Aim of the exercise:
Present each line of the entries below that holds the word "this".

Dataset:

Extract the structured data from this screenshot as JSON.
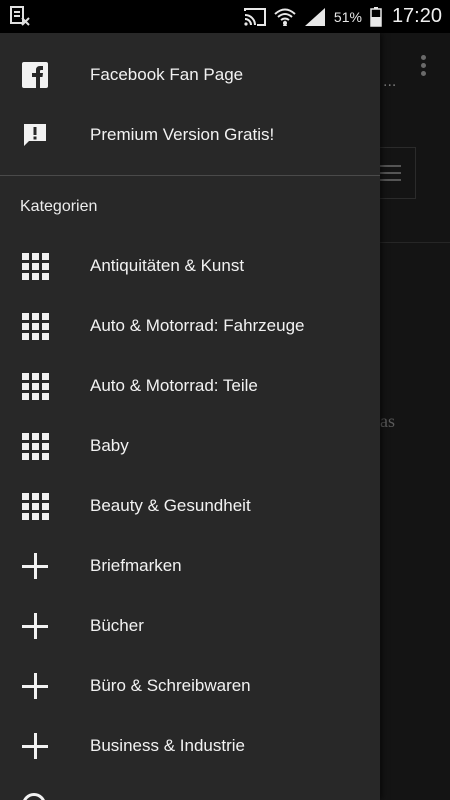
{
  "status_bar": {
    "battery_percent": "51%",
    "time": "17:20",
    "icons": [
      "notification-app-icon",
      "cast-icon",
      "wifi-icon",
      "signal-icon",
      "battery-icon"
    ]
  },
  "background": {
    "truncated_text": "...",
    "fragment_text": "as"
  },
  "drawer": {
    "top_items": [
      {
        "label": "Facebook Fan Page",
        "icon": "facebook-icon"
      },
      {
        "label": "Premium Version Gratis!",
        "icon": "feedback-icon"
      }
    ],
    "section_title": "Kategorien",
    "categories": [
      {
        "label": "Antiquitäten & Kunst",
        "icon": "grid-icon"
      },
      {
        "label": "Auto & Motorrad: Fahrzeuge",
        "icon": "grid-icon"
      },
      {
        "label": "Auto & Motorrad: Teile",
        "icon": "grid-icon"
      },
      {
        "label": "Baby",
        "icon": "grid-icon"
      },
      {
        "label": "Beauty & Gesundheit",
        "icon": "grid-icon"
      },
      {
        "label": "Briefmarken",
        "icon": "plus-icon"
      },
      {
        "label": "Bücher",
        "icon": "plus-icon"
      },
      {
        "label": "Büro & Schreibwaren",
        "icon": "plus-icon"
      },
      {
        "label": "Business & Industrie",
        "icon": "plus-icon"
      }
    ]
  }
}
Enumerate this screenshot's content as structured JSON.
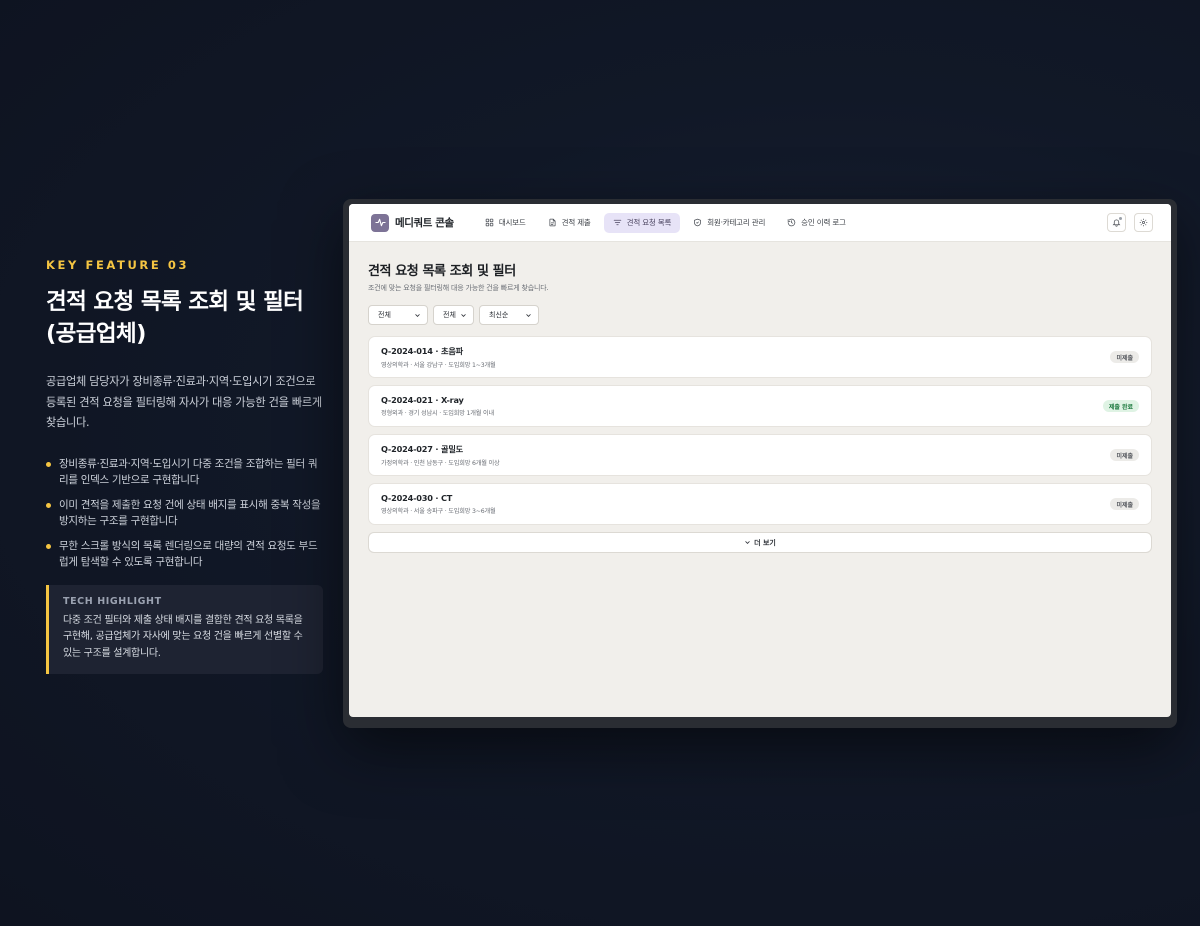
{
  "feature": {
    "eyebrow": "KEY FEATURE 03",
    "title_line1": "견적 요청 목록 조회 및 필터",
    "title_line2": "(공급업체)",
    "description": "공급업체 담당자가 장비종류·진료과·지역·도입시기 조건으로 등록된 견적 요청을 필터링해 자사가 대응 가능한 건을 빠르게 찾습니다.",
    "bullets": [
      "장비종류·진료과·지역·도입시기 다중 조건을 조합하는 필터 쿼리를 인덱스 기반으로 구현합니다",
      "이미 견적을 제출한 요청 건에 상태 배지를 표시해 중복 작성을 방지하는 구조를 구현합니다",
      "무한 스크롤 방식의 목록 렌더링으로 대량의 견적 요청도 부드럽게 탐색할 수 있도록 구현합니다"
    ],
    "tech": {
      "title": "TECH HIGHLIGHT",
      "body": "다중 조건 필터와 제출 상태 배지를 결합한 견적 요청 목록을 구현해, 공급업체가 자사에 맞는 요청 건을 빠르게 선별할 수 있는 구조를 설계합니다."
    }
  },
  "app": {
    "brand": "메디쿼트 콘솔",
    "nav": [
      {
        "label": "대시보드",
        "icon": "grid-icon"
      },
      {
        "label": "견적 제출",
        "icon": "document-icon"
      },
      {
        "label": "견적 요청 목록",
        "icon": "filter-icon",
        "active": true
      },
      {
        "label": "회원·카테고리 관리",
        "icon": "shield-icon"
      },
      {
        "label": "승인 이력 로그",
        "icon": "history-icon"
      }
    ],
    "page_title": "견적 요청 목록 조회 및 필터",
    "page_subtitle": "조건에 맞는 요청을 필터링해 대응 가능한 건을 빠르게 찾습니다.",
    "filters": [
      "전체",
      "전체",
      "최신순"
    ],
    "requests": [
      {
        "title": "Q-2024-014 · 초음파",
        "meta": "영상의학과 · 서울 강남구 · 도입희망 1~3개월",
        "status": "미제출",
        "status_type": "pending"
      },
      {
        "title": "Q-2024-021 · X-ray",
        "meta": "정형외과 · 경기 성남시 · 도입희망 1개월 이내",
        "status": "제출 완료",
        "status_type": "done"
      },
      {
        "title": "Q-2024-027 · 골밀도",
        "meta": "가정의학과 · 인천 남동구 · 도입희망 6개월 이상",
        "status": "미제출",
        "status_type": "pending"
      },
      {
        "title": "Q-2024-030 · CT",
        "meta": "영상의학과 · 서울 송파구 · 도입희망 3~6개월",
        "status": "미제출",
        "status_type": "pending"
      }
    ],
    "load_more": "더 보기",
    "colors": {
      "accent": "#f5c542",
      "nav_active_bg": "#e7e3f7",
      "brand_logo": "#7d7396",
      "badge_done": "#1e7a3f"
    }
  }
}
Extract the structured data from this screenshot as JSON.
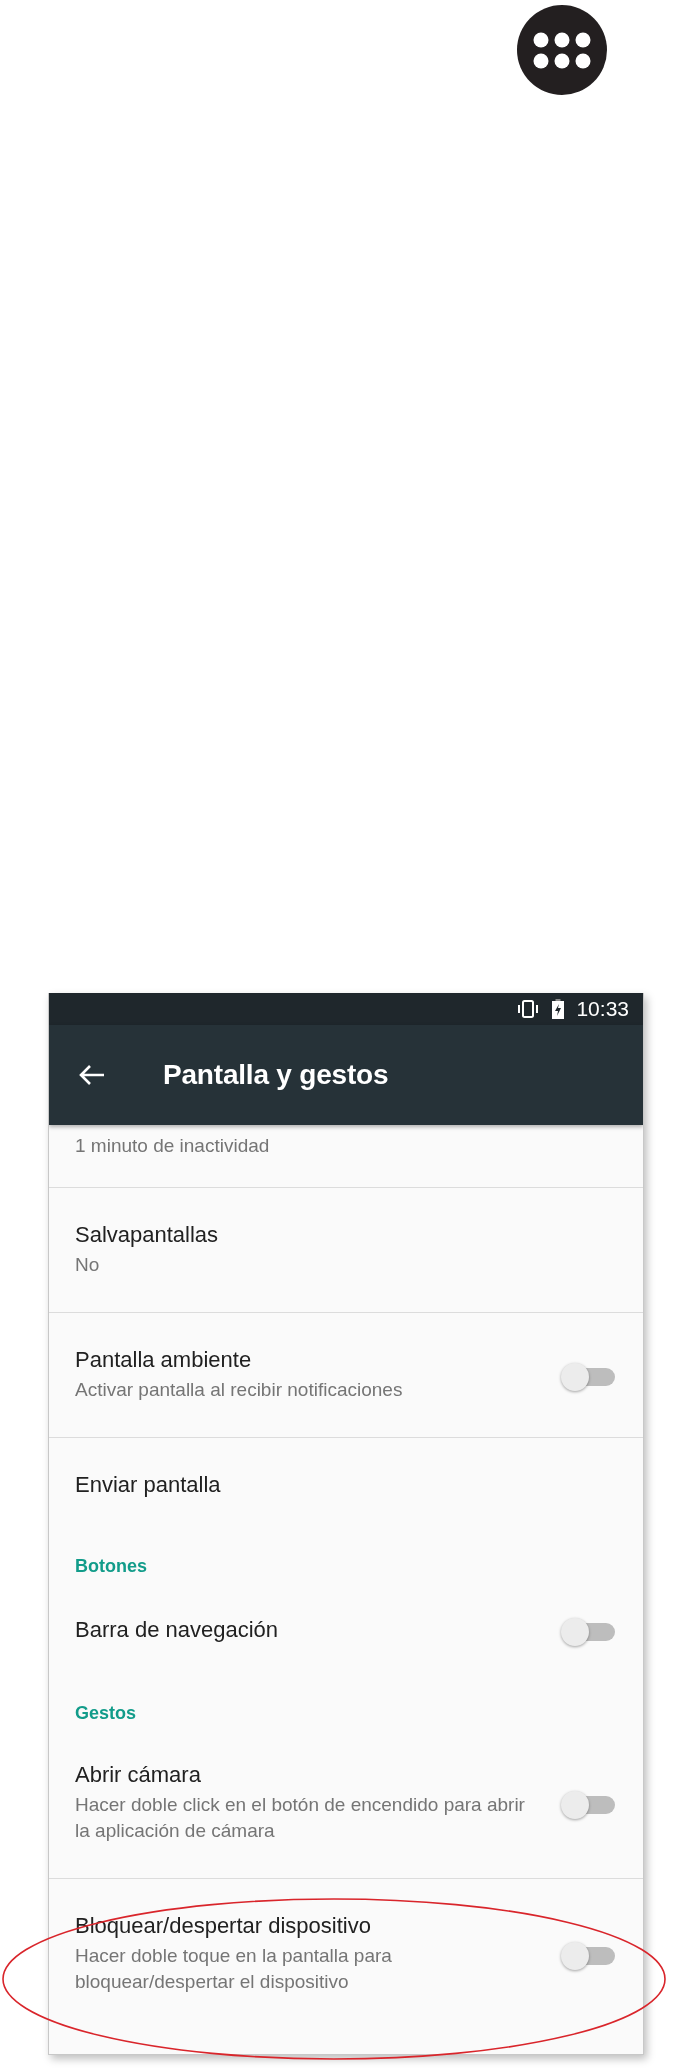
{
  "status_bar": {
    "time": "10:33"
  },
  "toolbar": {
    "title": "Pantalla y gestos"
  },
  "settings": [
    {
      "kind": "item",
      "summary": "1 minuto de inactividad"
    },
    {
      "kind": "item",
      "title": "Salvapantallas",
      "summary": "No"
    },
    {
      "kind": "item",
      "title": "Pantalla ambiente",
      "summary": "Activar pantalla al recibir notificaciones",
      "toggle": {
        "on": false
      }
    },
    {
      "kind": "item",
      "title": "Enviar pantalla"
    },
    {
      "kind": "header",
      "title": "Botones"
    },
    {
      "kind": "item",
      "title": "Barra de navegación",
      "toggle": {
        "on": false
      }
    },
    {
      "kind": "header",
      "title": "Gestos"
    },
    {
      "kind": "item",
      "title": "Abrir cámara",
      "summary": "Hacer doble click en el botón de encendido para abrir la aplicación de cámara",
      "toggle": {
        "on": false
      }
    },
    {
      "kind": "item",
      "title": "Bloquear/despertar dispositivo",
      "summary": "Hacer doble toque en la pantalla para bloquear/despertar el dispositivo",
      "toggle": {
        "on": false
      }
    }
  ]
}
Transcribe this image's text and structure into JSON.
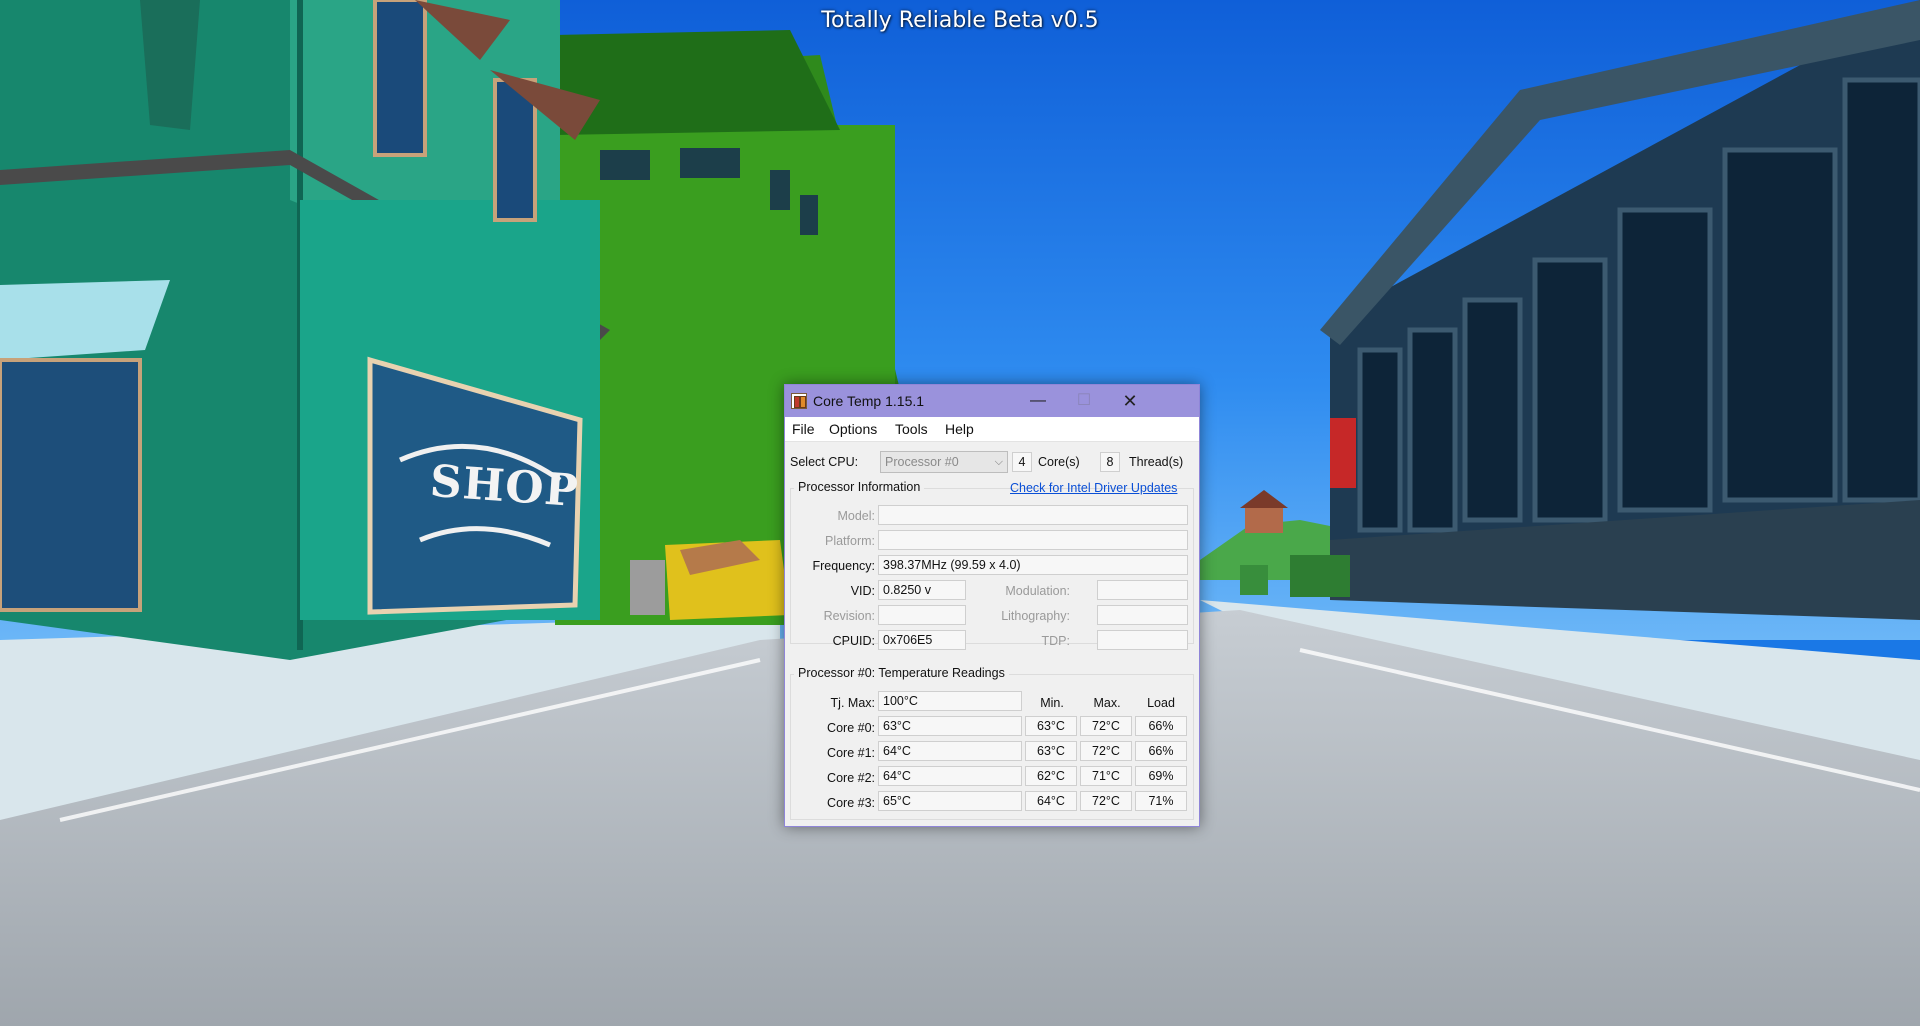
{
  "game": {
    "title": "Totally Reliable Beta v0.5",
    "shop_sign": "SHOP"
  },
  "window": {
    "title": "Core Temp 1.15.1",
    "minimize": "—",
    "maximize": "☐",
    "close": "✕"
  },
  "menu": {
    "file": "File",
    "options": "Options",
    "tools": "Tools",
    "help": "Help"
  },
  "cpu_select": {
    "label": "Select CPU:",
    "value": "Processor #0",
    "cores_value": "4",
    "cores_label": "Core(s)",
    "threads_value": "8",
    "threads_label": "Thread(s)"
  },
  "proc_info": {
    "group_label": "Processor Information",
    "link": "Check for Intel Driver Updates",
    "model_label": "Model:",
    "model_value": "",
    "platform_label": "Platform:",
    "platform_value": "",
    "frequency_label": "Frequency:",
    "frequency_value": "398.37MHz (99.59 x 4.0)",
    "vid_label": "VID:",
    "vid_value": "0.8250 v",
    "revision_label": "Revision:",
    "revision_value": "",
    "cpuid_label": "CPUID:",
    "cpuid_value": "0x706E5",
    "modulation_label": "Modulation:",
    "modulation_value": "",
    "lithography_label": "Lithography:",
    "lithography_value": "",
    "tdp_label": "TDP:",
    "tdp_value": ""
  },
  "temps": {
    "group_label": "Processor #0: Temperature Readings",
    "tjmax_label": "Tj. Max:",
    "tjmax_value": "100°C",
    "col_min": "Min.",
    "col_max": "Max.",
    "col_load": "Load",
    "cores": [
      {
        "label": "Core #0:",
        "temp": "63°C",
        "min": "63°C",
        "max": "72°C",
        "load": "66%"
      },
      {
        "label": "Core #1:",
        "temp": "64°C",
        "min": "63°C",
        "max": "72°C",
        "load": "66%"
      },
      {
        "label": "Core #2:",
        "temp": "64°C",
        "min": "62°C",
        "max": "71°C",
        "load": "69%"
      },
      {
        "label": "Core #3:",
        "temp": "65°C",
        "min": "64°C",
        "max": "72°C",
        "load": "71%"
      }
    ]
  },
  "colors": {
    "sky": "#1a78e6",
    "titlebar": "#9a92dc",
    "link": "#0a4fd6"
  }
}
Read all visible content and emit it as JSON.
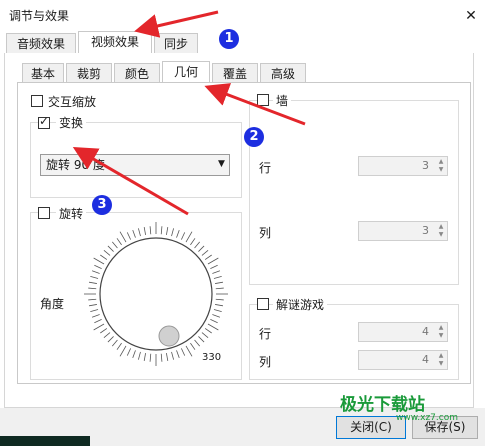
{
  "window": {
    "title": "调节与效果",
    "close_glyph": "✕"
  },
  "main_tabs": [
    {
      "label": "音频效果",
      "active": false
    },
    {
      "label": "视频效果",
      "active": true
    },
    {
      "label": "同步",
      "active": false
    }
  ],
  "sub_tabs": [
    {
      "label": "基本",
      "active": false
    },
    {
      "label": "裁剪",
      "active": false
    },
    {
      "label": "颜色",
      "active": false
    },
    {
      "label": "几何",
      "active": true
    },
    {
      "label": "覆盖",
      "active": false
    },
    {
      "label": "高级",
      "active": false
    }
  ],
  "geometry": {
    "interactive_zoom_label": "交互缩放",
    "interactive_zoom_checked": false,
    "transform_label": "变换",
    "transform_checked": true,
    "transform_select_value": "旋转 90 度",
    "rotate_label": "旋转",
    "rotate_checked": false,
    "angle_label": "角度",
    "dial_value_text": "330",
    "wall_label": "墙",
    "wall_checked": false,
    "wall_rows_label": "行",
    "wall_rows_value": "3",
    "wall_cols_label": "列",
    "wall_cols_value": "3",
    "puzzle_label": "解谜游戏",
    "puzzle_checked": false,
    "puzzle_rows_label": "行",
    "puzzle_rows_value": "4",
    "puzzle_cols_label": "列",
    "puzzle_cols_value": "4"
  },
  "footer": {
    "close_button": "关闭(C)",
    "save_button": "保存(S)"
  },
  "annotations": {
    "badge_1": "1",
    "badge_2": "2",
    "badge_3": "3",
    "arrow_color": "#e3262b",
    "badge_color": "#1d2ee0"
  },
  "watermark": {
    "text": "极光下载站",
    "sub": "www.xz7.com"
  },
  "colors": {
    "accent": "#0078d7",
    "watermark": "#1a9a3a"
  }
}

Task output:
Extract the structured data from this screenshot as JSON.
Enumerate this screenshot's content as structured JSON.
Extract the structured data from this screenshot as JSON.
Transcribe this image's text and structure into JSON.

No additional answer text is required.